### YOUR GOAL:
Copy all records exactly; omit pictures.
▼
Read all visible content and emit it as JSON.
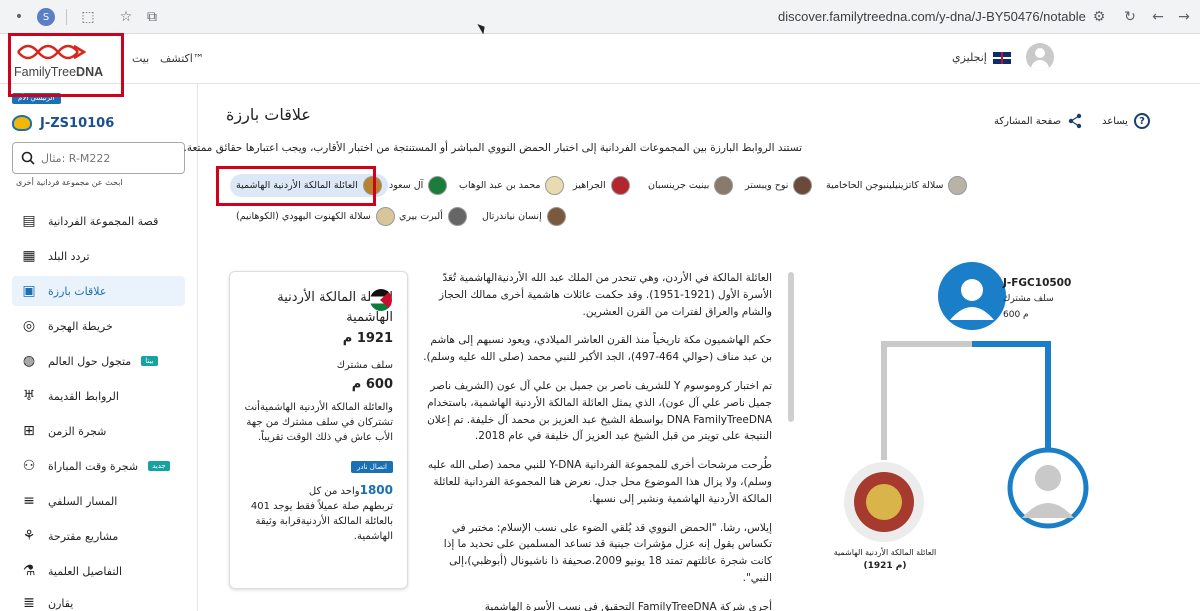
{
  "browser": {
    "profile_initial": "S",
    "url": "discover.familytreedna.com/y-dna/J-BY50476/notable"
  },
  "header": {
    "logo_text_a": "FamilyTree",
    "logo_text_b": "DNA",
    "nav_home": "بيت",
    "nav_explore": "اكتشف™",
    "language": "إنجليزي"
  },
  "sidebar": {
    "badge": "الرئيسي الأم",
    "haplogroup": "J-ZS10106",
    "search_placeholder": "مثال: R-M222",
    "search_hint": "ابحث عن مجموعة فردانية أخرى",
    "items": [
      {
        "label": "قصة المجموعة الفردانية",
        "icon": "book-icon"
      },
      {
        "label": "تردد البلد",
        "icon": "map-icon"
      },
      {
        "label": "علاقات بارزة",
        "icon": "notable-icon"
      },
      {
        "label": "خريطة الهجرة",
        "icon": "compass-icon"
      },
      {
        "label": "متجول حول العالم",
        "icon": "globe-icon",
        "tag": "بيتا"
      },
      {
        "label": "الروابط القديمة",
        "icon": "ancient-icon"
      },
      {
        "label": "شجرة الزمن",
        "icon": "time-tree-icon"
      },
      {
        "label": "شجرة وقت المباراة",
        "icon": "people-icon",
        "tag": "جديد"
      },
      {
        "label": "المسار السلفي",
        "icon": "path-icon"
      },
      {
        "label": "مشاريع مقترحة",
        "icon": "projects-icon"
      },
      {
        "label": "التفاصيل العلمية",
        "icon": "microscope-icon"
      },
      {
        "label": "يقارن",
        "icon": "compare-icon"
      }
    ]
  },
  "main": {
    "title": "علاقات بارزة",
    "help": "يساعد",
    "share": "صفحة المشاركة",
    "description": "تستند الروابط البارزة بين المجموعات الفردانية إلى اختبار الحمض النووي المباشر أو المستنتجة من اختبار الأقارب، ويجب اعتبارها حقائق ممتعة.",
    "chips": [
      "العائلة المالكة الأردنية الهاشمية",
      "آل سعود",
      "محمد بن عبد الوهاب",
      "الجراهيز",
      "بينيت جرينسبان",
      "نوح ويبستر",
      "سلالة كاتزينيلينبوجن الحاخامية",
      "سلالة الكهنوت اليهودي (الكوهانيم)",
      "ألبرت بيري",
      "إنسان نياندرتال"
    ]
  },
  "card": {
    "title": "العائلة المالكة الأردنية الهاشمية",
    "year": "1921 م",
    "common_label": "سلف مشترك",
    "common_value": "600 م",
    "text": "والعائلة المالكة الأردنية الهاشميةأنت تشتركان في سلف مشترك من جهة الأب عاش في ذلك الوقت تقريباً.",
    "badge": "اتصال نادر",
    "number": "1800",
    "text2a": "واحد من كل",
    "text2b": "تربطهم صلة عميلاً فقط يوجد 401 بالعائلة المالكة الأردنيةقرابة وثيقة الهاشمية."
  },
  "article": [
    "العائلة المالكة في الأردن، وهي تنحدر من الملك عبد الله الأردنيةالهاشمية تُعَدّ الأسرة الأول (1921-1951). وقد حكمت عائلات هاشمية أخرى ممالك الحجاز والشام والعراق لفترات من القرن العشرين.",
    "حكم الهاشميون مكة تاريخياً منذ القرن العاشر الميلادي، ويعود نسبهم إلى هاشم بن عبد مناف (حوالي 464-497)، الجد الأكبر للنبي محمد (صلى الله عليه وسلم).",
    "تم اختبار كروموسوم Y للشريف ناصر بن جميل بن علي آل عون (الشريف ناصر جميل ناصر علي آل عون)، الذي يمثل العائلة المالكة الأردنية الهاشمية، باستخدام DNA FamilyTreeDNA بواسطة الشيخ عبد العزيز بن محمد آل خليفة. تم إعلان النتيجة على تويتر من قبل الشيخ عبد العزيز آل خليفة في عام 2018.",
    "طُرحت مرشحات أخرى للمجموعة الفردانية Y-DNA للنبي محمد (صلى الله عليه وسلم)، ولا يزال هذا الموضوع محل جدل. نعرض هنا المجموعة الفردانية للعائلة المالكة الأردنية الهاشمية ونشير إلى نسبها.",
    "إيلاس، رشا. \"الحمض النووي قد يُلقي الضوء على نسب الإسلام: مختبر في تكساس يقول إنه عزل مؤشرات جينية قد تساعد المسلمين على تحديد ما إذا كانت شجرة عائلتهم تمتد 18 يونيو 2009.صحيفة ذا ناشيونال (أبوظبي)،إلى النبي\".",
    "أجرى شركة FamilyTreeDNA التحقيق في نسب الأسرة الهاشمية"
  ],
  "tree": {
    "node_name": "J-FGC10500",
    "node_sub": "سلف مشترك",
    "node_age": "600 م",
    "leaf_label": "العائلة المالكة الأردنية الهاشمية",
    "leaf_year": "(1921 م)"
  },
  "colors": {
    "accent": "#1a6fb5",
    "highlight": "#d0021b"
  }
}
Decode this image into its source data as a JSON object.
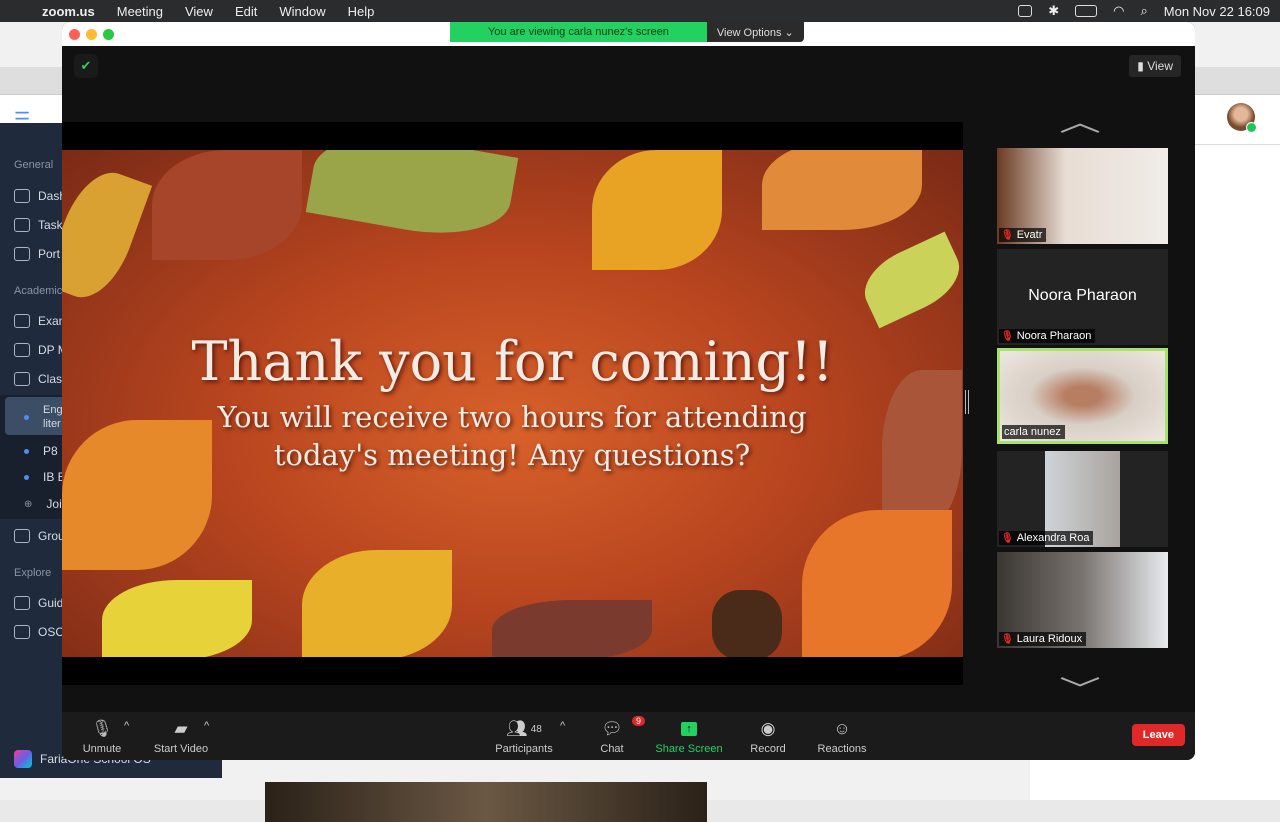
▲
### ANSWER SPACE:
Read all visible content and emit it as JSON.
{
  "browser": {
    "profile_initial": "S",
    "url": "discover.familytreedna.com/y-dna/J-BY50476/notable"
  },
  "header": {
    "logo_text_a": "FamilyTree",
    "logo_text_b": "DNA",
    "nav_home": "بيت",
    "nav_explore": "اكتشف™",
    "language": "إنجليزي"
  },
  "sidebar": {
    "badge": "الرئيسي الأم",
    "haplogroup": "J-ZS10106",
    "search_placeholder": "مثال: R-M222",
    "search_hint": "ابحث عن مجموعة فردانية أخرى",
    "items": [
      {
        "label": "قصة المجموعة الفردانية",
        "icon": "book-icon"
      },
      {
        "label": "تردد البلد",
        "icon": "map-icon"
      },
      {
        "label": "علاقات بارزة",
        "icon": "notable-icon"
      },
      {
        "label": "خريطة الهجرة",
        "icon": "compass-icon"
      },
      {
        "label": "متجول حول العالم",
        "icon": "globe-icon",
        "tag": "بيتا"
      },
      {
        "label": "الروابط القديمة",
        "icon": "ancient-icon"
      },
      {
        "label": "شجرة الزمن",
        "icon": "time-tree-icon"
      },
      {
        "label": "شجرة وقت المباراة",
        "icon": "people-icon",
        "tag": "جديد"
      },
      {
        "label": "المسار السلفي",
        "icon": "path-icon"
      },
      {
        "label": "مشاريع مقترحة",
        "icon": "projects-icon"
      },
      {
        "label": "التفاصيل العلمية",
        "icon": "microscope-icon"
      },
      {
        "label": "يقارن",
        "icon": "compare-icon"
      }
    ]
  },
  "main": {
    "title": "علاقات بارزة",
    "help": "يساعد",
    "share": "صفحة المشاركة",
    "description": "تستند الروابط البارزة بين المجموعات الفردانية إلى اختبار الحمض النووي المباشر أو المستنتجة من اختبار الأقارب، ويجب اعتبارها حقائق ممتعة.",
    "chips": [
      "العائلة المالكة الأردنية الهاشمية",
      "آل سعود",
      "محمد بن عبد الوهاب",
      "الجراهيز",
      "بينيت جرينسبان",
      "نوح ويبستر",
      "سلالة كاتزينيلينبوجن الحاخامية",
      "سلالة الكهنوت اليهودي (الكوهانيم)",
      "ألبرت بيري",
      "إنسان نياندرتال"
    ]
  },
  "card": {
    "title": "العائلة المالكة الأردنية الهاشمية",
    "year": "1921 م",
    "common_label": "سلف مشترك",
    "common_value": "600 م",
    "text": "والعائلة المالكة الأردنية الهاشميةأنت تشتركان في سلف مشترك من جهة الأب عاش في ذلك الوقت تقريباً.",
    "badge": "اتصال نادر",
    "number": "1800",
    "text2a": "واحد من كل",
    "text2b": "تربطهم صلة عميلاً فقط يوجد 401 بالعائلة المالكة الأردنيةقرابة وثيقة الهاشمية."
  },
  "article": [
    "العائلة المالكة في الأردن، وهي تنحدر من الملك عبد الله الأردنيةالهاشمية تُعَدّ الأسرة الأول (1921-1951). وقد حكمت عائلات هاشمية أخرى ممالك الحجاز والشام والعراق لفترات من القرن العشرين.",
    "حكم الهاشميون مكة تاريخياً منذ القرن العاشر الميلادي، ويعود نسبهم إلى هاشم بن عبد مناف (حوالي 464-497)، الجد الأكبر للنبي محمد (صلى الله عليه وسلم).",
    "تم اختبار كروموسوم Y للشريف ناصر بن جميل بن علي آل عون (الشريف ناصر جميل ناصر علي آل عون)، الذي يمثل العائلة المالكة الأردنية الهاشمية، باستخدام DNA FamilyTreeDNA بواسطة الشيخ عبد العزيز بن محمد آل خليفة. تم إعلان النتيجة على تويتر من قبل الشيخ عبد العزيز آل خليفة في عام 2018.",
    "طُرحت مرشحات أخرى للمجموعة الفردانية Y-DNA للنبي محمد (صلى الله عليه وسلم)، ولا يزال هذا الموضوع محل جدل. نعرض هنا المجموعة الفردانية للعائلة المالكة الأردنية الهاشمية ونشير إلى نسبها.",
    "إيلاس، رشا. \"الحمض النووي قد يُلقي الضوء على نسب الإسلام: مختبر في تكساس يقول إنه عزل مؤشرات جينية قد تساعد المسلمين على تحديد ما إذا كانت شجرة عائلتهم تمتد 18 يونيو 2009.صحيفة ذا ناشيونال (أبوظبي)،إلى النبي\".",
    "أجرى شركة FamilyTreeDNA التحقيق في نسب الأسرة الهاشمية"
  ],
  "tree": {
    "node_name": "J-FGC10500",
    "node_sub": "سلف مشترك",
    "node_age": "600 م",
    "leaf_label": "العائلة المالكة الأردنية الهاشمية",
    "leaf_year": "(1921 م)"
  },
  "colors": {
    "accent": "#1a6fb5",
    "highlight": "#d0021b"
  }
}
Decode this image into its source data as a JSON object.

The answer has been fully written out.